§ YOUR OBJECTIVE: The pictures in the data below are to be omitted; all else must be duplicated exactly.

[DATA — start]

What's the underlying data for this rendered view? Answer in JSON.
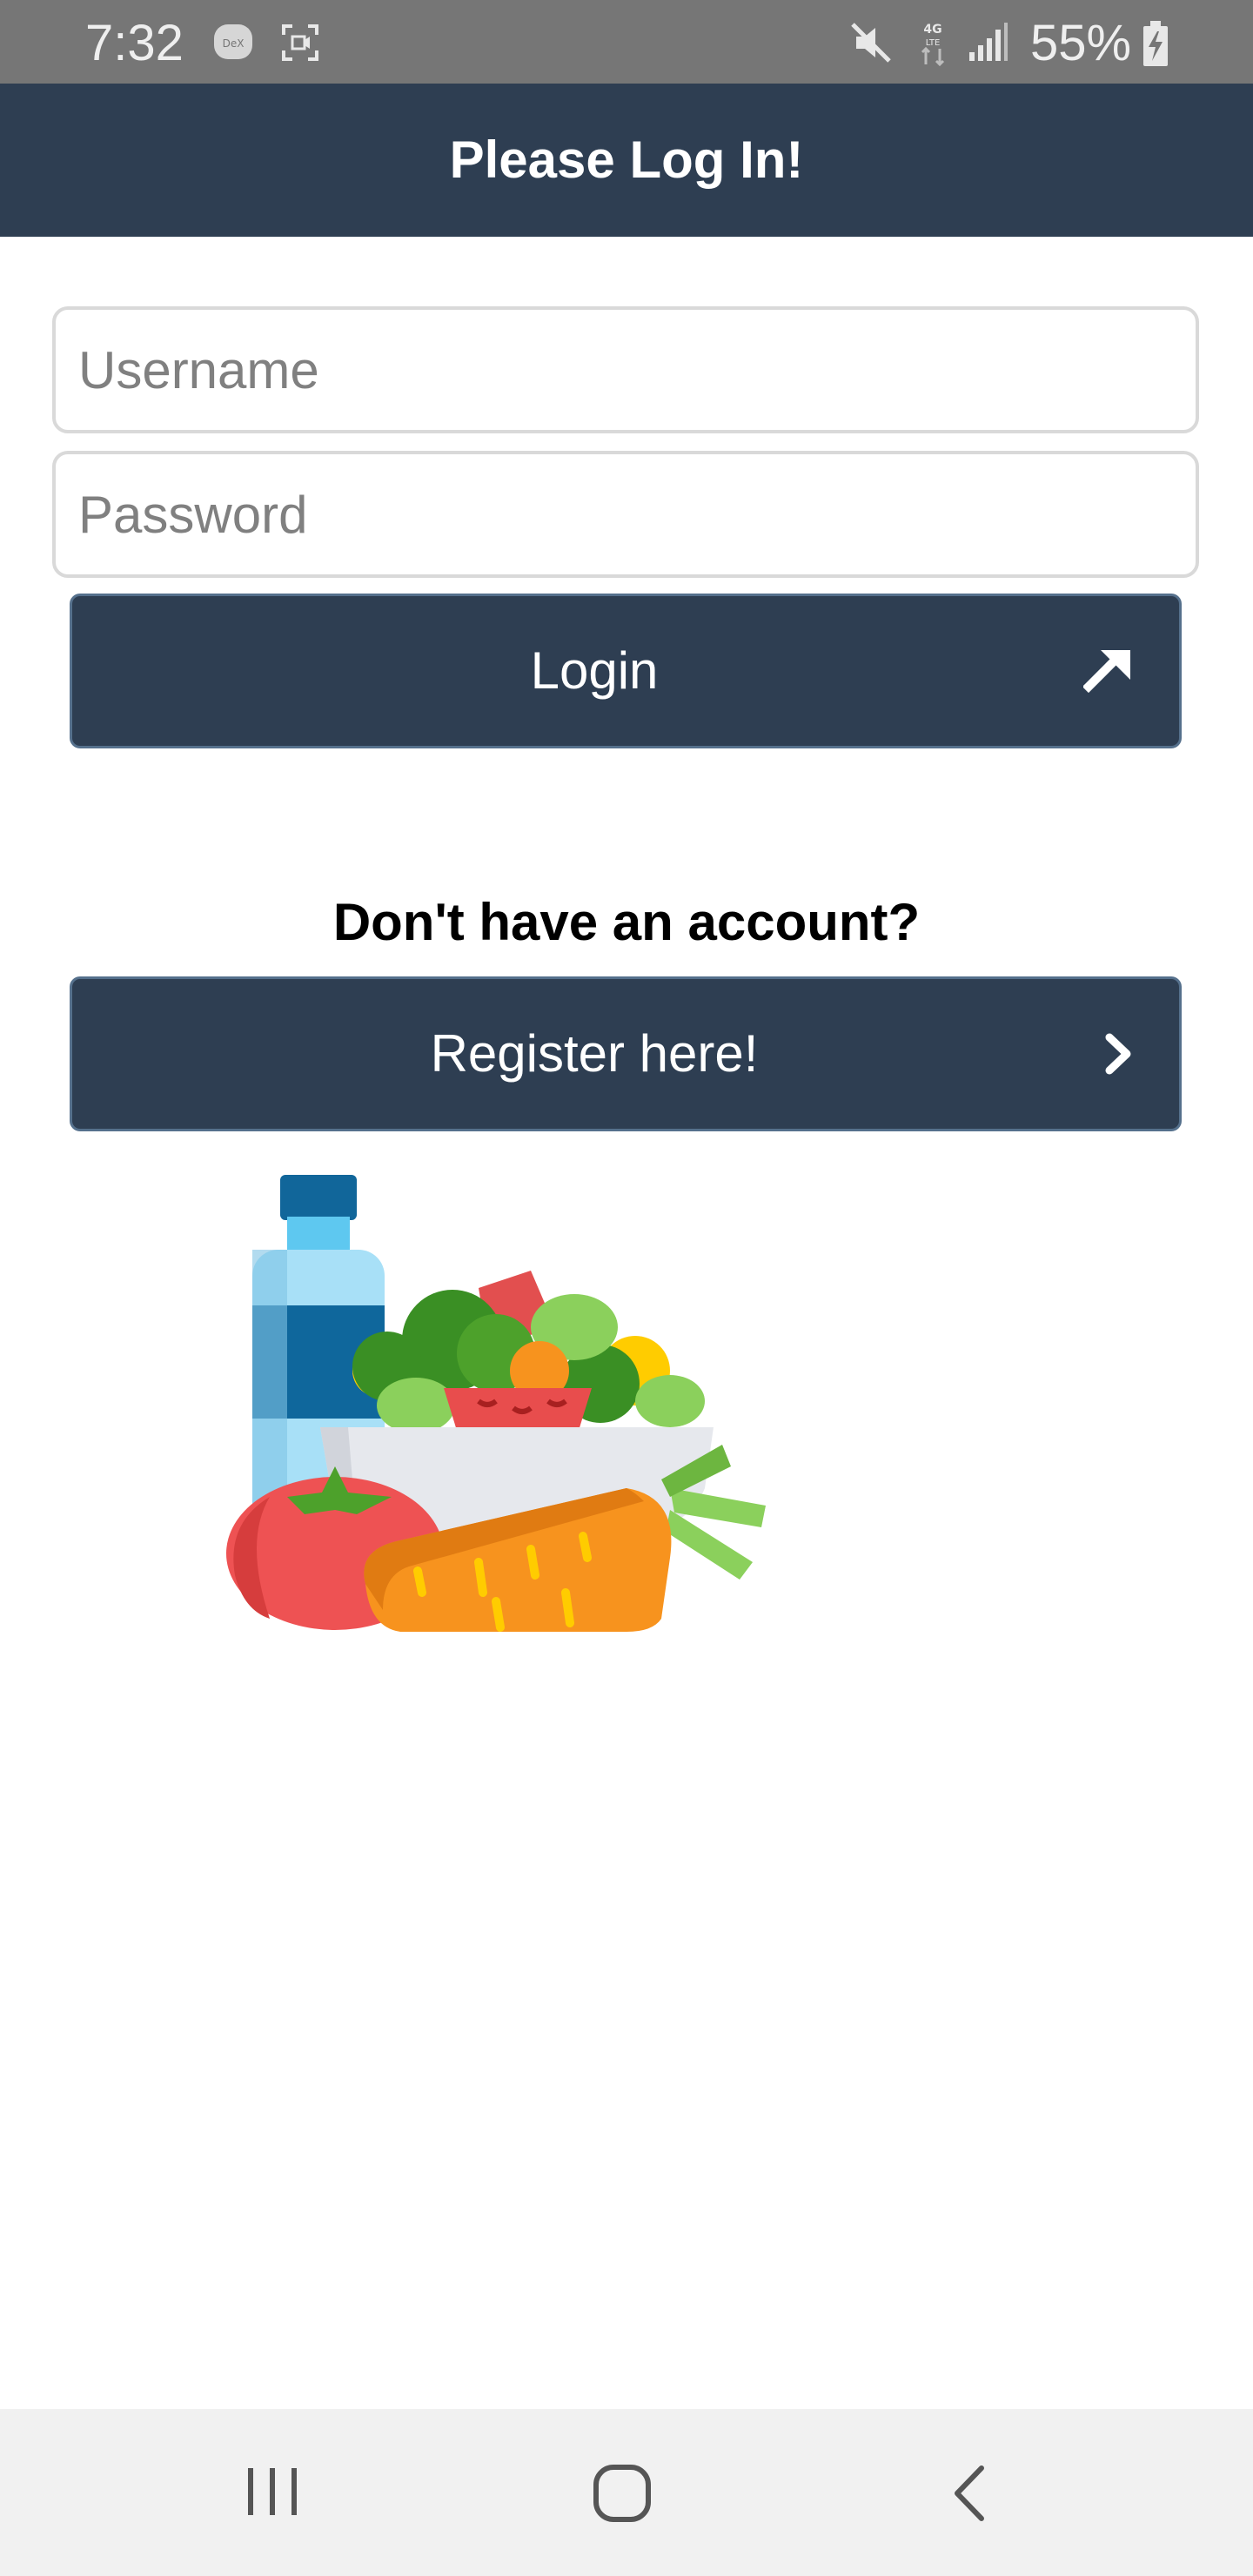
{
  "status_bar": {
    "time": "7:32",
    "battery": "55%",
    "icons": [
      "dex-icon",
      "screen-record-icon",
      "mute-icon",
      "lte-4g-icon",
      "signal-icon",
      "battery-charging-icon"
    ]
  },
  "header": {
    "title": "Please Log In!"
  },
  "form": {
    "username_placeholder": "Username",
    "username_value": "",
    "password_placeholder": "Password",
    "password_value": "",
    "login_label": "Login",
    "login_icon": "arrow-up-right-icon"
  },
  "register": {
    "question": "Don't have an account?",
    "button_label": "Register here!",
    "button_icon": "chevron-right-icon"
  },
  "illustration": {
    "name": "healthy-food-illustration",
    "items": [
      "water-bottle",
      "salad-bowl",
      "tomato",
      "carrot"
    ]
  },
  "nav_bar": {
    "buttons": [
      "recent-apps-icon",
      "home-icon",
      "back-icon"
    ]
  },
  "colors": {
    "primary": "#2e3e52",
    "status_bar": "#767676",
    "nav_bar": "#f1f1f1"
  }
}
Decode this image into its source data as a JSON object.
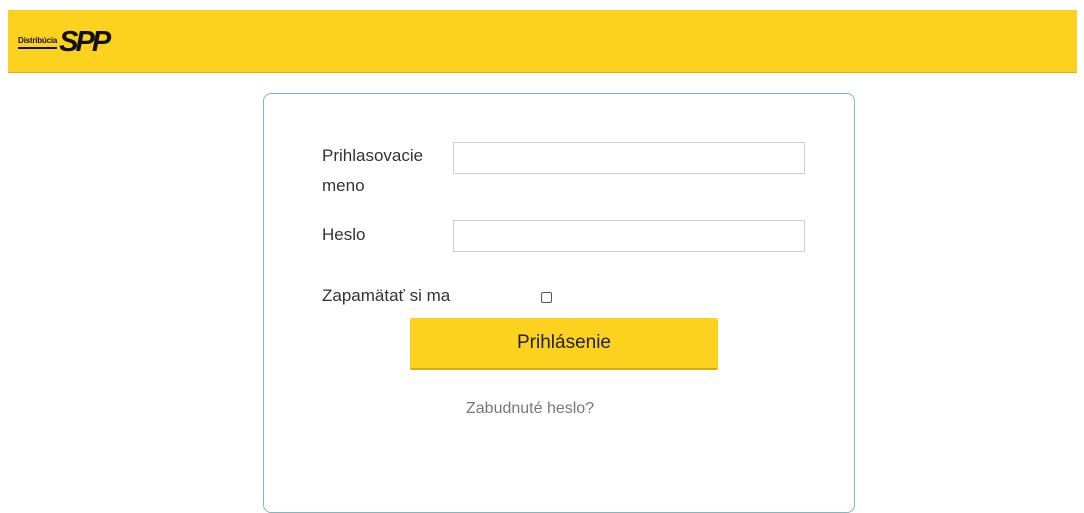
{
  "header": {
    "logo_small_text": "Distribúcia",
    "logo_big_text": "SPP",
    "brand_color": "#fdd21f"
  },
  "login_form": {
    "username_label_line1": "Prihlasovacie",
    "username_label_line2": "meno",
    "username_value": "",
    "password_label": "Heslo",
    "password_value": "",
    "remember_label": "Zapamätať si ma",
    "remember_checked": false,
    "submit_label": "Prihlásenie",
    "forgot_link": "Zabudnuté heslo?"
  }
}
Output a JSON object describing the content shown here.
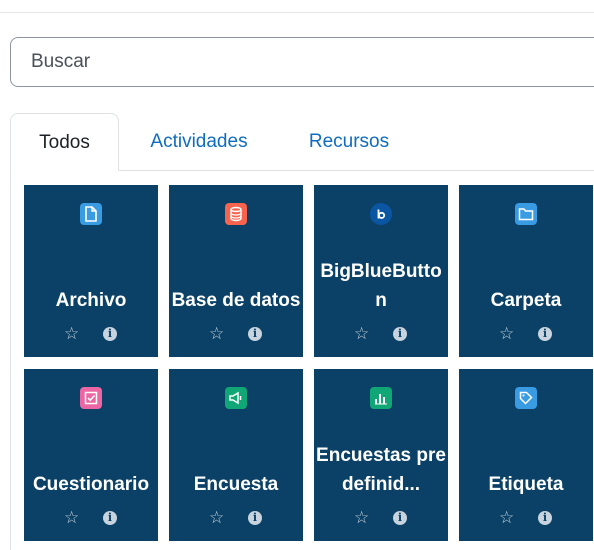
{
  "search": {
    "placeholder": "Buscar",
    "value": ""
  },
  "tabs": [
    {
      "label": "Todos",
      "active": true
    },
    {
      "label": "Actividades",
      "active": false
    },
    {
      "label": "Recursos",
      "active": false
    }
  ],
  "modules": [
    {
      "name": "Archivo",
      "icon": "file-icon",
      "icon_color": "#399be2"
    },
    {
      "name": "Base de datos",
      "icon": "database-icon",
      "icon_color": "#f7634d"
    },
    {
      "name": "BigBlueButton",
      "icon": "bigbluebutton-icon",
      "icon_color": "#0a56a3"
    },
    {
      "name": "Carpeta",
      "icon": "folder-icon",
      "icon_color": "#399be2"
    },
    {
      "name": "Cuestionario",
      "icon": "quiz-icon",
      "icon_color": "#eb66a2"
    },
    {
      "name": "Encuesta",
      "icon": "survey-megaphone-icon",
      "icon_color": "#11a676"
    },
    {
      "name": "Encuestas predefinid...",
      "icon": "bar-chart-icon",
      "icon_color": "#11a676"
    },
    {
      "name": "Etiqueta",
      "icon": "tag-icon",
      "icon_color": "#399be2"
    }
  ],
  "tile_actions": {
    "star_icon": "star-outline-icon",
    "info_icon": "info-icon",
    "info_glyph": "i"
  }
}
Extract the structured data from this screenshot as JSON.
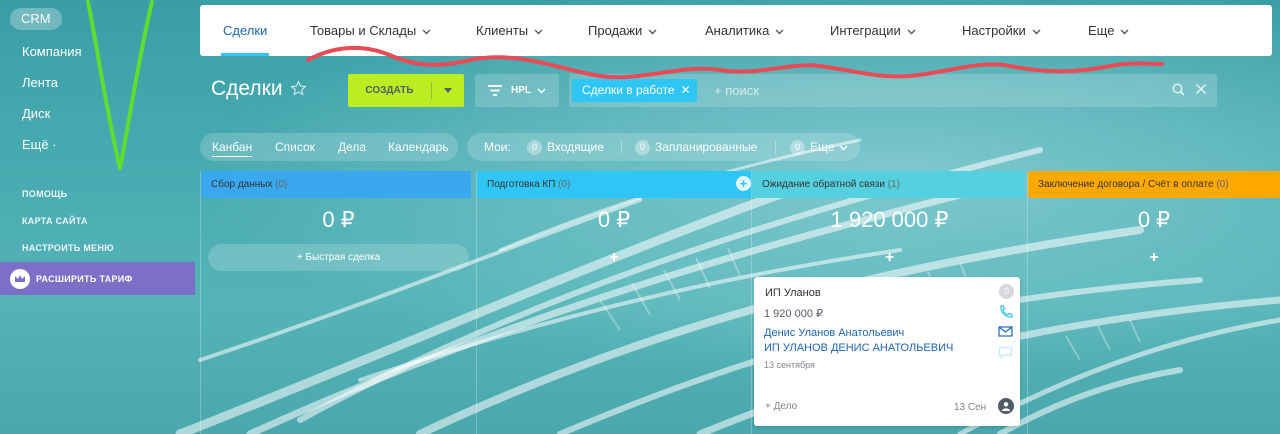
{
  "sidebar": {
    "crm": "CRM",
    "items": [
      "Компания",
      "Лента",
      "Диск",
      "Ещё ·"
    ],
    "secondary": [
      "ПОМОЩЬ",
      "КАРТА САЙТА",
      "НАСТРОИТЬ МЕНЮ"
    ],
    "upgrade": "РАСШИРИТЬ ТАРИФ"
  },
  "topnav": {
    "items": [
      "Сделки",
      "Товары и Склады",
      "Клиенты",
      "Продажи",
      "Аналитика",
      "Интеграции",
      "Настройки",
      "Еще"
    ],
    "active": "Сделки"
  },
  "toolbar": {
    "title": "Сделки",
    "create_label": "СОЗДАТЬ",
    "filter_label": "HPL",
    "filter_chip": "Сделки в работе",
    "search_placeholder": "+ поиск"
  },
  "views": {
    "items": [
      "Канбан",
      "Список",
      "Дела",
      "Календарь"
    ],
    "active": "Канбан"
  },
  "mine": {
    "label": "Мои:",
    "incoming_count": "0",
    "incoming": "Входящие",
    "planned_count": "0",
    "planned": "Запланированные",
    "more_count": "0",
    "more": "Еще"
  },
  "columns": [
    {
      "title": "Сбор данных",
      "count": "(0)",
      "sum": "0 ₽",
      "color": "#39a8ef"
    },
    {
      "title": "Подготовка КП",
      "count": "(0)",
      "sum": "0 ₽",
      "color": "#2fc6f6"
    },
    {
      "title": "Ожидание обратной связи",
      "count": "(1)",
      "sum": "1 920 000 ₽",
      "color": "#55d0e0"
    },
    {
      "title": "Заключение договора / Счёт в оплате",
      "count": "(0)",
      "sum": "0 ₽",
      "color": "#ffa900"
    }
  ],
  "quick_deal": "+ Быстрая сделка",
  "card": {
    "title": "ИП Уланов",
    "badge": "0",
    "price": "1 920 000 ₽",
    "contact": "Денис Уланов Анатольевич",
    "company": "ИП УЛАНОВ ДЕНИС АНАТОЛЬЕВИЧ",
    "date": "13 сентября",
    "action": "+ Дело",
    "when": "13 Сен"
  },
  "colors": {
    "accent": "#2fc6f6",
    "create_button": "#bbed21",
    "upgrade": "#7b6fc6",
    "annotation_green": "#5ede2e",
    "annotation_red": "#e84a56"
  }
}
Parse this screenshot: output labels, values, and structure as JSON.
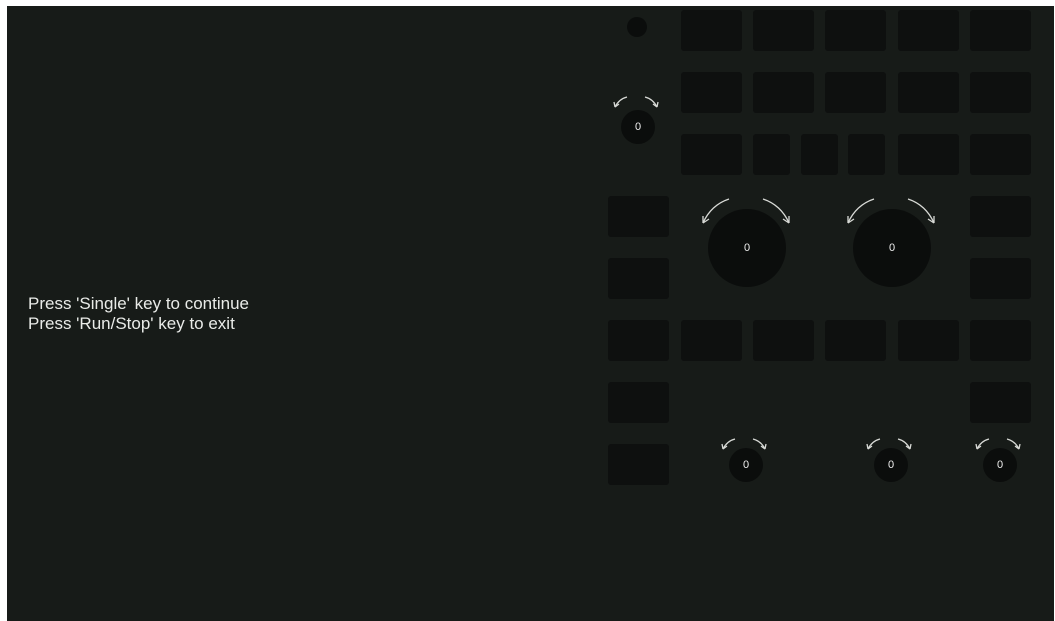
{
  "message": {
    "line1": "Press 'Single' key to continue",
    "line2": "Press 'Run/Stop' key to exit"
  },
  "knobs": {
    "top_small": "0",
    "large_left": "0",
    "large_right": "0",
    "bottom_left": "0",
    "bottom_middle": "0",
    "bottom_right": "0"
  },
  "colors": {
    "background": "#171b18",
    "key": "#0e100f",
    "text": "#e9ebe8"
  },
  "icons": {
    "knob_rotation": "rotate-arrows-icon"
  }
}
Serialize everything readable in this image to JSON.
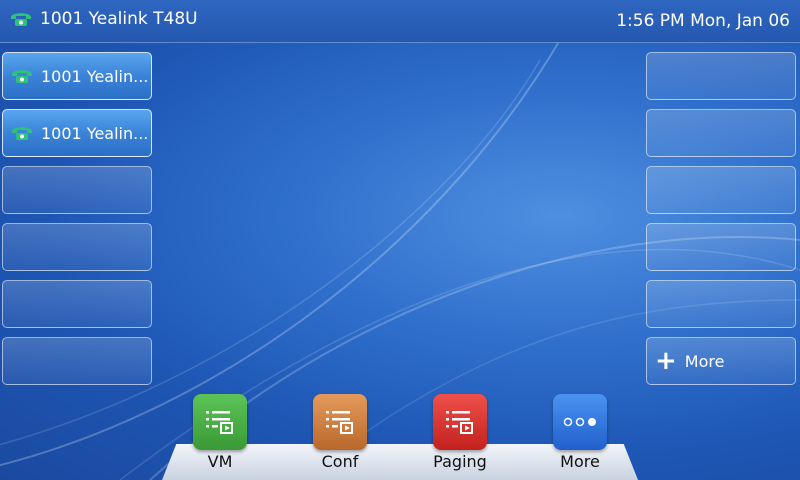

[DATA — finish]

§ EXERCISE SOLUTION:
What's the underlying data for this rendered view? Answer in JSON.
{
  "status_bar": {
    "time": "7:32",
    "battery": "55%",
    "icons": [
      "dex-icon",
      "screen-record-icon",
      "mute-icon",
      "lte-4g-icon",
      "signal-icon",
      "battery-charging-icon"
    ]
  },
  "header": {
    "title": "Please Log In!"
  },
  "form": {
    "username_placeholder": "Username",
    "username_value": "",
    "password_placeholder": "Password",
    "password_value": "",
    "login_label": "Login",
    "login_icon": "arrow-up-right-icon"
  },
  "register": {
    "question": "Don't have an account?",
    "button_label": "Register here!",
    "button_icon": "chevron-right-icon"
  },
  "illustration": {
    "name": "healthy-food-illustration",
    "items": [
      "water-bottle",
      "salad-bowl",
      "tomato",
      "carrot"
    ]
  },
  "nav_bar": {
    "buttons": [
      "recent-apps-icon",
      "home-icon",
      "back-icon"
    ]
  },
  "colors": {
    "primary": "#2e3e52",
    "status_bar": "#767676",
    "nav_bar": "#f1f1f1"
  }
}
Decode this image into its source data as a JSON object.
{
  "header": {
    "logo_small_text": "Distribúcia",
    "logo_big_text": "SPP",
    "brand_color": "#fdd21f"
  },
  "login_form": {
    "username_label_line1": "Prihlasovacie",
    "username_label_line2": "meno",
    "username_value": "",
    "password_label": "Heslo",
    "password_value": "",
    "remember_label": "Zapamätať si ma",
    "remember_checked": false,
    "submit_label": "Prihlásenie",
    "forgot_link": "Zabudnuté heslo?"
  }
}
Output a JSON object describing the content shown here.
{
  "search": {
    "placeholder": "Buscar",
    "value": ""
  },
  "tabs": [
    {
      "label": "Todos",
      "active": true
    },
    {
      "label": "Actividades",
      "active": false
    },
    {
      "label": "Recursos",
      "active": false
    }
  ],
  "modules": [
    {
      "name": "Archivo",
      "icon": "file-icon",
      "icon_color": "#399be2"
    },
    {
      "name": "Base de datos",
      "icon": "database-icon",
      "icon_color": "#f7634d"
    },
    {
      "name": "BigBlueButton",
      "icon": "bigbluebutton-icon",
      "icon_color": "#0a56a3"
    },
    {
      "name": "Carpeta",
      "icon": "folder-icon",
      "icon_color": "#399be2"
    },
    {
      "name": "Cuestionario",
      "icon": "quiz-icon",
      "icon_color": "#eb66a2"
    },
    {
      "name": "Encuesta",
      "icon": "survey-megaphone-icon",
      "icon_color": "#11a676"
    },
    {
      "name": "Encuestas predefinid...",
      "icon": "bar-chart-icon",
      "icon_color": "#11a676"
    },
    {
      "name": "Etiqueta",
      "icon": "tag-icon",
      "icon_color": "#399be2"
    }
  ],
  "tile_actions": {
    "star_icon": "star-outline-icon",
    "info_icon": "info-icon",
    "info_glyph": "i"
  }
}
Extract the structured data from this screenshot as JSON.
{
  "sidebar": {
    "crm": "CRM",
    "items": [
      "Компания",
      "Лента",
      "Диск",
      "Ещё ·"
    ],
    "secondary": [
      "ПОМОЩЬ",
      "КАРТА САЙТА",
      "НАСТРОИТЬ МЕНЮ"
    ],
    "upgrade": "РАСШИРИТЬ ТАРИФ"
  },
  "topnav": {
    "items": [
      "Сделки",
      "Товары и Склады",
      "Клиенты",
      "Продажи",
      "Аналитика",
      "Интеграции",
      "Настройки",
      "Еще"
    ],
    "active": "Сделки"
  },
  "toolbar": {
    "title": "Сделки",
    "create_label": "СОЗДАТЬ",
    "filter_label": "HPL",
    "filter_chip": "Сделки в работе",
    "search_placeholder": "+ поиск"
  },
  "views": {
    "items": [
      "Канбан",
      "Список",
      "Дела",
      "Календарь"
    ],
    "active": "Канбан"
  },
  "mine": {
    "label": "Мои:",
    "incoming_count": "0",
    "incoming": "Входящие",
    "planned_count": "0",
    "planned": "Запланированные",
    "more_count": "0",
    "more": "Еще"
  },
  "columns": [
    {
      "title": "Сбор данных",
      "count": "(0)",
      "sum": "0 ₽",
      "color": "#39a8ef"
    },
    {
      "title": "Подготовка КП",
      "count": "(0)",
      "sum": "0 ₽",
      "color": "#2fc6f6"
    },
    {
      "title": "Ожидание обратной связи",
      "count": "(1)",
      "sum": "1 920 000 ₽",
      "color": "#55d0e0"
    },
    {
      "title": "Заключение договора / Счёт в оплате",
      "count": "(0)",
      "sum": "0 ₽",
      "color": "#ffa900"
    }
  ],
  "quick_deal": "+ Быстрая сделка",
  "card": {
    "title": "ИП Уланов",
    "badge": "0",
    "price": "1 920 000 ₽",
    "contact": "Денис Уланов Анатольевич",
    "company": "ИП УЛАНОВ ДЕНИС АНАТОЛЬЕВИЧ",
    "date": "13 сентября",
    "action": "+ Дело",
    "when": "13 Сен"
  },
  "colors": {
    "accent": "#2fc6f6",
    "create_button": "#bbed21",
    "upgrade": "#7b6fc6",
    "annotation_green": "#5ede2e",
    "annotation_red": "#e84a56"
  }
}
Parse this screenshot: output labels, values, and structure as JSON.
{
  "message": {
    "line1": "Press 'Single' key to continue",
    "line2": "Press 'Run/Stop' key to exit"
  },
  "knobs": {
    "top_small": "0",
    "large_left": "0",
    "large_right": "0",
    "bottom_left": "0",
    "bottom_middle": "0",
    "bottom_right": "0"
  },
  "colors": {
    "background": "#171b18",
    "key": "#0e100f",
    "text": "#e9ebe8"
  },
  "icons": {
    "knob_rotation": "rotate-arrows-icon"
  }
}
Serialize everything readable in this image to JSON.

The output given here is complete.